And there is plenty in the sale with an extra 20% off sale with the code SALE20- offer up to 18th Jan.  YOu can find Liberty Bloomsbury, as used in my Sewing Portfolio pattern.   This is the Lytton print in colour way C
Cherry Christmas-Deck the halls in Cardinal.   you know you'll want it next Autumn when it will be long gone and you are just feeling like making a Christmas quilt!
With my new found appreciation of purple I have been cutting into a bit of this Heather Ross print, Country mice, available in pink, natural and green too
Check out more sale fabrics here
sib blog

Thursday, 10 January 2013

Liberty Sewing Portfolio

I have been waiting a little while to reveal my latest free pattern/ project .  This was a project designed for Liberty Lifestyle.  I was asked to come up with something for an intermediate sewer so I designed a mini sewing portfolio travelling case.
 All the fabrics are from the Bloomsbury collection and you can find detailed instructions, labelled photographs and downloadable diagrams at the Liberty Craft Blog.
It is the perfect size for travelling to sewing classes, or carrying small projects to sew on the go and there are pockets everywhere.  I promise the zip is not as scary as it looks and the binding covers up all the zipper stitching as a bonus.  The scissor zip pull was from Ayumi!  I wish I could find more things like that here, cute and practical.
You will find is an interview with me there too.   From past attempts, I have not been able to get comments to work on the Liberty blog but you can find other projects like Katy's Bloomsbury Stripes quilt and Jessie's star decoration , so go visit, share on Facebook, tweet and if you make one do send me a pic!
sib blog

Monday, 7 January 2013

Picture Books

We are all big fans of picture books in our house.  When my daughter was young Damian and I would pour over books bought solely for their illustrations to read to Lula, many of which we kept as I couldn't bear to pat with them and all the memories they hold.  Each Christmas we seem to add a picture book or two,  (I think this was last year's purchase) and this year we discovered a couple of beauties.
The Fir Tree, Sanna Annuka
It is a typical Hans Christian Anderson sad and sorry moral tale with breath taking pictures. Sanna Annuka is a English/Finnish print designer who works for Marimekko as well as producing her own products.
 The shapes, colours and tessellation's are a delight, every page is a quilter's inspiration.
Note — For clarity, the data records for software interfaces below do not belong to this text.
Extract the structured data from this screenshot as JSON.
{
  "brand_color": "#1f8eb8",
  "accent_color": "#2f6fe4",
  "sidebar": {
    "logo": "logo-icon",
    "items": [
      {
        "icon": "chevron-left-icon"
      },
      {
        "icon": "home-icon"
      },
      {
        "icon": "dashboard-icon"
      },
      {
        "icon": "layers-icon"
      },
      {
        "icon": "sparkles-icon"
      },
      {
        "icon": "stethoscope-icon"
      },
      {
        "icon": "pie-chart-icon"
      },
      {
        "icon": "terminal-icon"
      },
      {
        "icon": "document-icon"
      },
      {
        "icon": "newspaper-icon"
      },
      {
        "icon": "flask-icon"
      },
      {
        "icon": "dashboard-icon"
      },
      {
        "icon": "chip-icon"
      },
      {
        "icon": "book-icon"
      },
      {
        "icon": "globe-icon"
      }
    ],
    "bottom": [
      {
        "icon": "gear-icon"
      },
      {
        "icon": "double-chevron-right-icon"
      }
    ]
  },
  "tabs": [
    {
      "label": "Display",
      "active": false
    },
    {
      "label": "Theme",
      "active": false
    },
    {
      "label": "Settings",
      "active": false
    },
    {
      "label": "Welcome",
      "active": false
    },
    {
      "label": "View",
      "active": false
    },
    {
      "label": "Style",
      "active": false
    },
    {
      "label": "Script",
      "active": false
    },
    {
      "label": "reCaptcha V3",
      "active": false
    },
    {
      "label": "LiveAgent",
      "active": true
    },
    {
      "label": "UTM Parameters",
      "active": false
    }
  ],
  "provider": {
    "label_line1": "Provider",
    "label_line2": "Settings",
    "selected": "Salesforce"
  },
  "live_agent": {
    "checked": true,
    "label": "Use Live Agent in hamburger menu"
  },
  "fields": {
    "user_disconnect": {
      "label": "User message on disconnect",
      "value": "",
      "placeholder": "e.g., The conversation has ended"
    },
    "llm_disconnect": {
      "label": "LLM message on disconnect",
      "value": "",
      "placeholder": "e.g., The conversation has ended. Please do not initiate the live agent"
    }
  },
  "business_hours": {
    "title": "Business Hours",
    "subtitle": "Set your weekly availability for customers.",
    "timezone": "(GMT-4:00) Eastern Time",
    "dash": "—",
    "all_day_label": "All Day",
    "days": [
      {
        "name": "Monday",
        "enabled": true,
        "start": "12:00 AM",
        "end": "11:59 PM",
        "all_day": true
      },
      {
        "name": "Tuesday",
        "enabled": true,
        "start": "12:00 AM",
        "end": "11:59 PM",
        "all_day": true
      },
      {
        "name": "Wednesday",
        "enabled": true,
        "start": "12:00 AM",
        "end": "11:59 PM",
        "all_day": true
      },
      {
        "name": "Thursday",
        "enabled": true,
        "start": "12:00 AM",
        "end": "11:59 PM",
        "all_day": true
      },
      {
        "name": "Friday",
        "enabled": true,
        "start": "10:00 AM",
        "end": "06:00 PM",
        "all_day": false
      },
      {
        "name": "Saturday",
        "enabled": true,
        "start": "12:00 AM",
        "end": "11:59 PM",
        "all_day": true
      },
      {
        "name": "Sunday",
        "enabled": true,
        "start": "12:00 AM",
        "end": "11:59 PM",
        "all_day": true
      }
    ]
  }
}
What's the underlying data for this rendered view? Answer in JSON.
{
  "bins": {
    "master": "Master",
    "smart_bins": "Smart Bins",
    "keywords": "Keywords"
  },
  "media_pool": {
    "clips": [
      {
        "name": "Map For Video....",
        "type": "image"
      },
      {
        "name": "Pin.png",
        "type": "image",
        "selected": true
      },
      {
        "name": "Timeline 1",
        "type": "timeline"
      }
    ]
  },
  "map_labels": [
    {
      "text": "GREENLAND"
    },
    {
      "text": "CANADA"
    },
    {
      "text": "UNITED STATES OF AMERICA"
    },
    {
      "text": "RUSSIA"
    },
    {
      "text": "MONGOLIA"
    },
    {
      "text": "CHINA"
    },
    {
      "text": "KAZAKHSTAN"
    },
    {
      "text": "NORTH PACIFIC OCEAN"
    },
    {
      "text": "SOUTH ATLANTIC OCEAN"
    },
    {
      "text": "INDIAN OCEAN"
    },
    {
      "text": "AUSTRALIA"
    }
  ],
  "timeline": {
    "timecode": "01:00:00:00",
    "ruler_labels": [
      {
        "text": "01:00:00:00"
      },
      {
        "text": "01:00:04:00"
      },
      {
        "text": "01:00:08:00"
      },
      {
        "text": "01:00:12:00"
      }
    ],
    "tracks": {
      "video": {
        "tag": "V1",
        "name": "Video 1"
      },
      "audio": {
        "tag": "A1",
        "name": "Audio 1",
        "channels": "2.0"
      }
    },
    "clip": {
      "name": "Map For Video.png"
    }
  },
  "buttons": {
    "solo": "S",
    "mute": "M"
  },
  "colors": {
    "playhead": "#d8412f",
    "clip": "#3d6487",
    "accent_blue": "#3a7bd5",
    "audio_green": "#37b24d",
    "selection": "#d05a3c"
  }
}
 The sun is possibly my favourite.

Damian found this book.  He is a big fab of creative paper cutting as well as fairy tales.  
The Fairy Tale Princess
 It is the newsprint that really grabs me and excites me in these pictures.  The princess and the pea is a treat.
 The Dancing Princesses...

 Sleeping Beauty...
 Both are a pleasure to read, you are never too old for a picture book.
sib blog